Service de Pédiatrie, Centre Hospitalier Intercommunal, 40 avenue de Verdun, 94000 Créteil, France;
Accepted March 5, 2007.
With changes in the predominant pathogenic factors in the new form of bronchopulmonary dysplasia (BPD), a different pattern of CT findings may be expected. This study aimed to (1) describe CT findings in infants with BPD and (2) correlate the CT findings with lung function abnormalities.
Study design and method
Retrospective review of 41 very low birthweight infants with BPD, who were referred for pulmonary investigations at between 10 and 20 months after birth because of persistent respiratory symptoms, and underwent CT and lung function tests.
None of the infants had normal CT findings. The most frequent abnormalities were hyperlucent areas (n = 36; 88%), linear opacities (n = 39; 95%), and triangular subpleural opacities (n = 26; 63%). Bronchiectasis was not seen. None of the CT abnormalities correlated with the maximum expiratory flow at functional residual capacity (VmaxFRC). In contrast, increased number of subpleural opacities and limited linear opacities were associated with low FRC and longer duration of neonatal oxygen exposure. The numbers of triangular subpleural opacities also correlated with duration of mechanical ventilation.

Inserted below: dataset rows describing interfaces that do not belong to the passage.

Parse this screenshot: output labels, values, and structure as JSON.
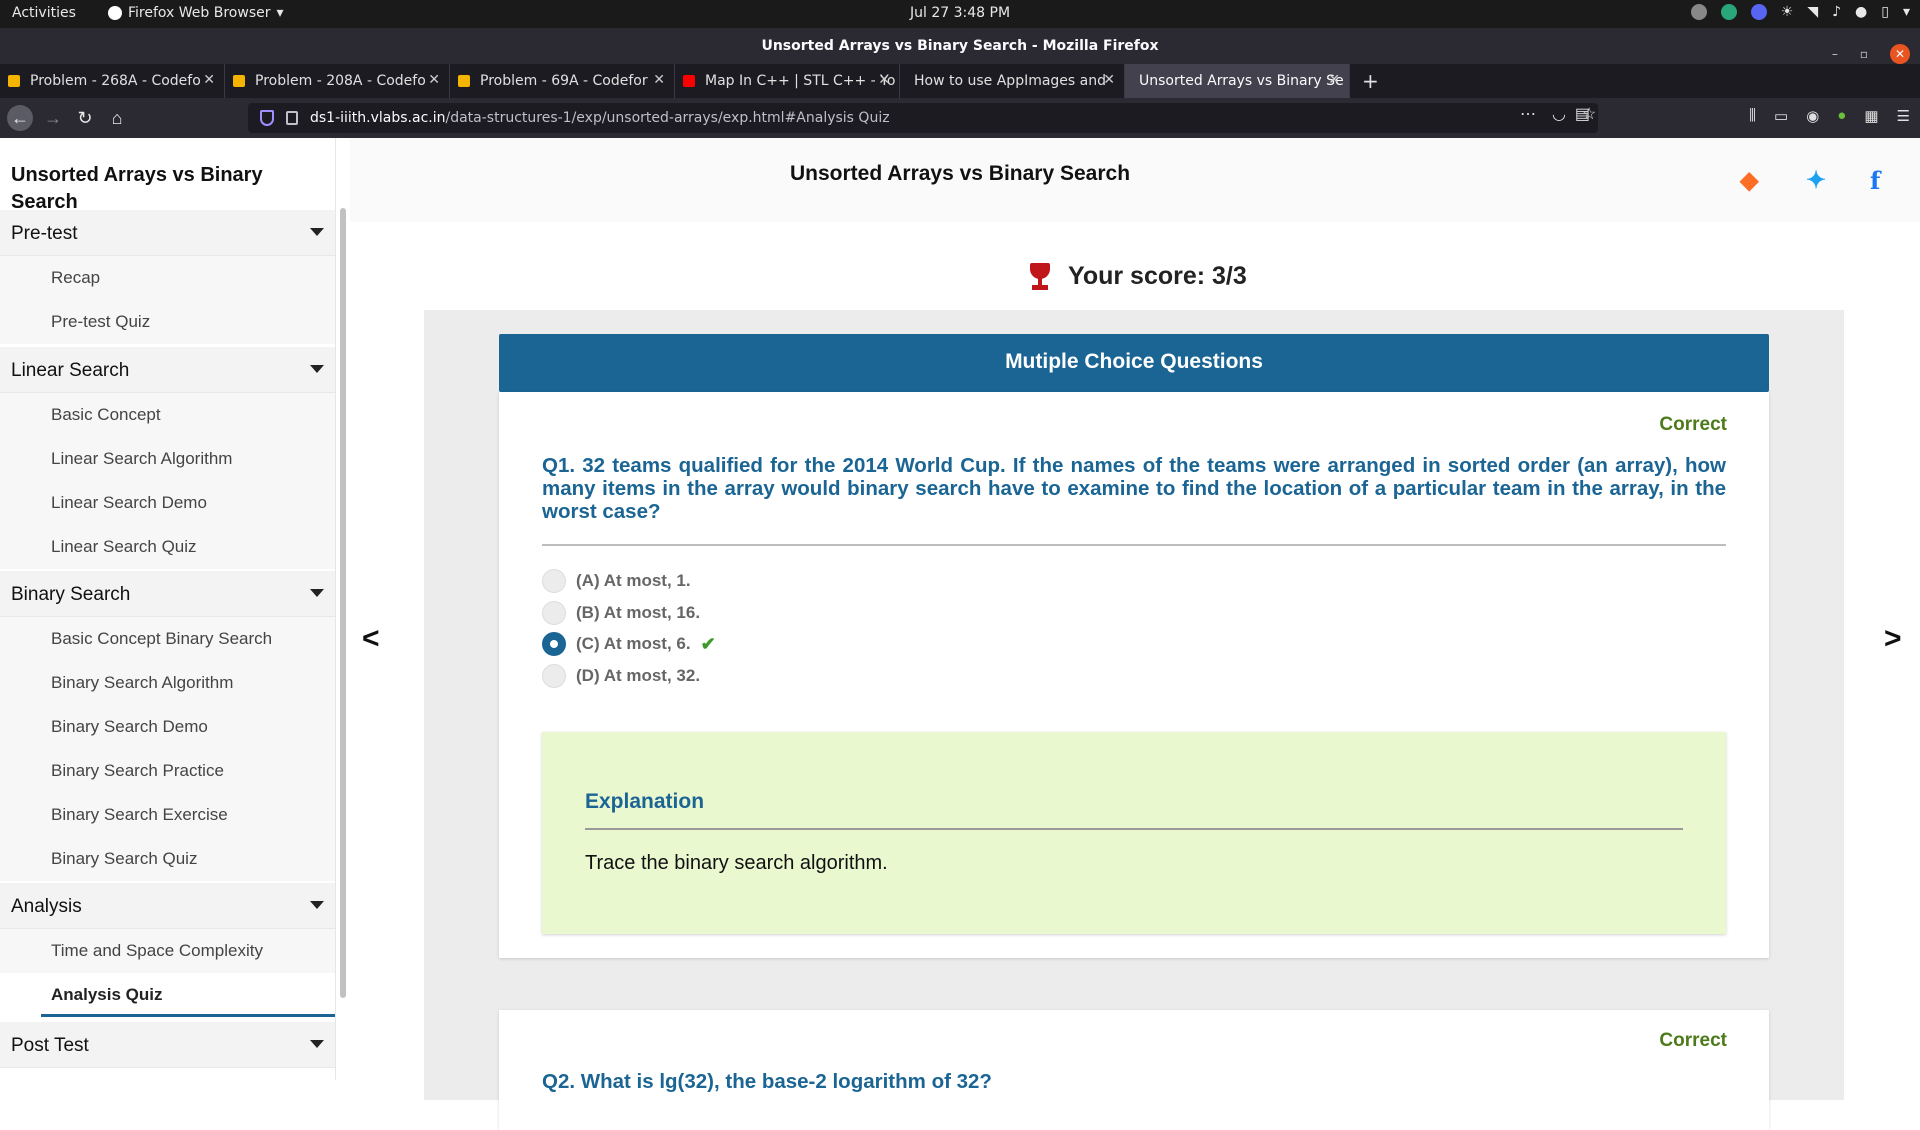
{
  "system": {
    "activities": "Activities",
    "app_menu": "Firefox Web Browser",
    "clock": "Jul 27  3:48 PM"
  },
  "window": {
    "title": "Unsorted Arrays vs Binary Search - Mozilla Firefox"
  },
  "tabs": [
    {
      "label": "Problem - 268A - Codefo",
      "favicon_color": "#f4b400"
    },
    {
      "label": "Problem - 208A - Codefo",
      "favicon_color": "#f4b400"
    },
    {
      "label": "Problem - 69A - Codefor",
      "favicon_color": "#f4b400"
    },
    {
      "label": "Map In C++ | STL C++ - Yo",
      "favicon_color": "#ff0000"
    },
    {
      "label": "How to use AppImages and",
      "favicon_color": ""
    },
    {
      "label": "Unsorted Arrays vs Binary Se",
      "favicon_color": ""
    }
  ],
  "url": {
    "host": "ds1-iiith.vlabs.ac.in",
    "path": "/data-structures-1/exp/unsorted-arrays/exp.html#Analysis Quiz"
  },
  "sidebar": {
    "title": "Unsorted Arrays vs Binary Search",
    "sections": [
      {
        "label": "Pre-test",
        "items": [
          "Recap",
          "Pre-test Quiz"
        ]
      },
      {
        "label": "Linear Search",
        "items": [
          "Basic Concept",
          "Linear Search Algorithm",
          "Linear Search Demo",
          "Linear Search Quiz"
        ]
      },
      {
        "label": "Binary Search",
        "items": [
          "Basic Concept Binary Search",
          "Binary Search Algorithm",
          "Binary Search Demo",
          "Binary Search Practice",
          "Binary Search Exercise",
          "Binary Search Quiz"
        ]
      },
      {
        "label": "Analysis",
        "items": [
          "Time and Space Complexity",
          "Analysis Quiz"
        ]
      },
      {
        "label": "Post Test",
        "items": []
      }
    ],
    "active_item": "Analysis Quiz"
  },
  "main": {
    "page_title": "Unsorted Arrays vs Binary Search",
    "score": "Your score: 3/3",
    "mcq_header": "Mutiple Choice Questions",
    "q1": {
      "status": "Correct",
      "text": "Q1. 32 teams qualified for the 2014 World Cup. If the names of the teams were arranged in sorted order (an array), how many items in the array would binary search have to examine to find the location of a particular team in the array, in the worst case?",
      "options": [
        "(A) At most, 1.",
        "(B) At most, 16.",
        "(C) At most, 6.",
        "(D) At most, 32."
      ],
      "selected": "(C) At most, 6.",
      "explanation_title": "Explanation",
      "explanation": "Trace the binary search algorithm."
    },
    "q2": {
      "status": "Correct",
      "text_partial": "Q2. What is lg(32), the base-2 logarithm of 32?"
    }
  },
  "colors": {
    "accent": "#1b6595",
    "correct": "#4d7a1a",
    "explanation_bg": "#eaf8d0"
  }
}
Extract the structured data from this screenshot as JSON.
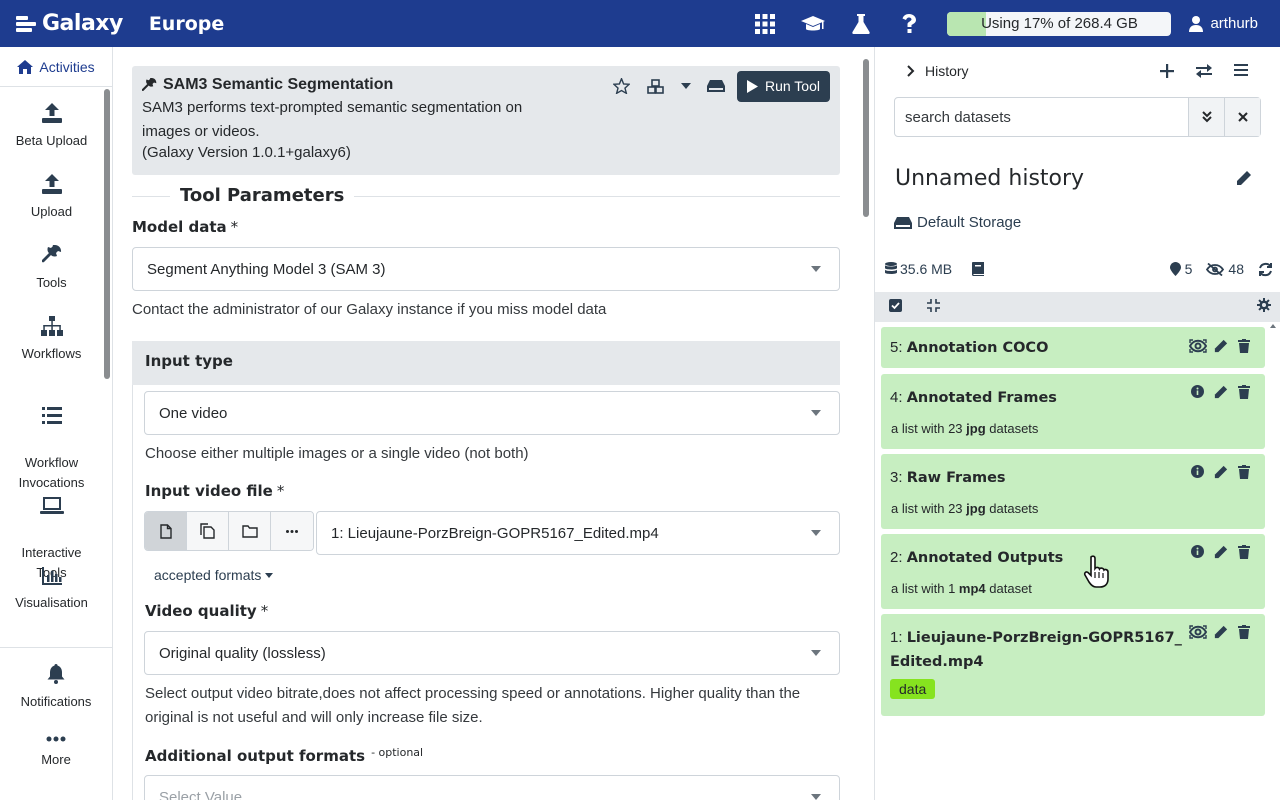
{
  "masthead": {
    "brand": "Galaxy",
    "subtitle": "Europe",
    "icons": [
      "grid-icon",
      "graduation-cap-icon",
      "flask-icon",
      "help-icon"
    ],
    "quota_text": "Using 17% of 268.4 GB",
    "quota_percent": 17,
    "username": "arthurb",
    "bg_color": "#1e3c8f"
  },
  "activity": {
    "top_label": "Activities",
    "items": [
      {
        "label": "Beta Upload",
        "icon": "upload-icon"
      },
      {
        "label": "Upload",
        "icon": "upload-icon"
      },
      {
        "label": "Tools",
        "icon": "wrench-icon"
      },
      {
        "label": "Workflows",
        "icon": "sitemap-icon"
      },
      {
        "label": "Workflow\nInvocations",
        "icon": "list-icon"
      },
      {
        "label": "Interactive\nTools",
        "icon": "laptop-icon"
      },
      {
        "label": "Visualisation",
        "icon": "chart-icon"
      }
    ],
    "bottom": [
      {
        "label": "Notifications",
        "icon": "bell-icon"
      },
      {
        "label": "More",
        "icon": "ellipsis-icon"
      }
    ]
  },
  "tool": {
    "name": "SAM3 Semantic Segmentation",
    "description": "SAM3 performs text-prompted semantic segmentation on images or videos.",
    "version": "(Galaxy Version 1.0.1+galaxy6)",
    "run_label": "Run Tool"
  },
  "form": {
    "section_title": "Tool Parameters",
    "model_label": "Model data",
    "model_value": "Segment Anything Model 3 (SAM 3)",
    "model_help": "Contact the administrator of our Galaxy instance if you miss model data",
    "input_type_label": "Input type",
    "input_type_value": "One video",
    "input_type_help": "Choose either multiple images or a single video (not both)",
    "video_label": "Input video file",
    "video_value": "1: Lieujaune-PorzBreign-GOPR5167_Edited.mp4",
    "accepted_formats": "accepted formats",
    "quality_label": "Video quality",
    "quality_value": "Original quality (lossless)",
    "quality_help": "Select output video bitrate,does not affect processing speed or annotations. Higher quality than the original is not useful and will only increase file size.",
    "additional_label": "Additional output formats",
    "optional_tag": "- optional",
    "additional_placeholder": "Select Value",
    "required_mark": "*"
  },
  "history": {
    "header": "History",
    "search_placeholder": "search datasets",
    "name": "Unnamed history",
    "storage": "Default Storage",
    "size": "35.6 MB",
    "shown_count": "5",
    "hidden_count": "48",
    "datasets": [
      {
        "hid": "5:",
        "name": "Annotation COCO",
        "sub_pre": "",
        "sub_bold": "",
        "sub_post": ""
      },
      {
        "hid": "4:",
        "name": "Annotated Frames",
        "sub_pre": "a list with 23 ",
        "sub_bold": "jpg",
        "sub_post": " datasets"
      },
      {
        "hid": "3:",
        "name": "Raw Frames",
        "sub_pre": "a list with 23 ",
        "sub_bold": "jpg",
        "sub_post": " datasets"
      },
      {
        "hid": "2:",
        "name": "Annotated Outputs",
        "sub_pre": "a list with 1 ",
        "sub_bold": "mp4",
        "sub_post": " dataset"
      },
      {
        "hid": "1:",
        "name": "Lieujaune-PorzBreign-GOPR5167_Edited.mp4",
        "tag": "data"
      }
    ],
    "ok_color": "#c7eec1"
  }
}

Despite advances in neonatal care, many CT findings in infants with BPD are similar to those observed in the pre‐surfactant era, and are still associated with duration of supplemental oxygen and mechanical ventilation. The absence of bronchial involvement in the present study was the most striking difference from previous studies.
Articles from Archives of Disease in Childhood. Fetal and Neonatal Edition are provided here courtesy of
BMJ Group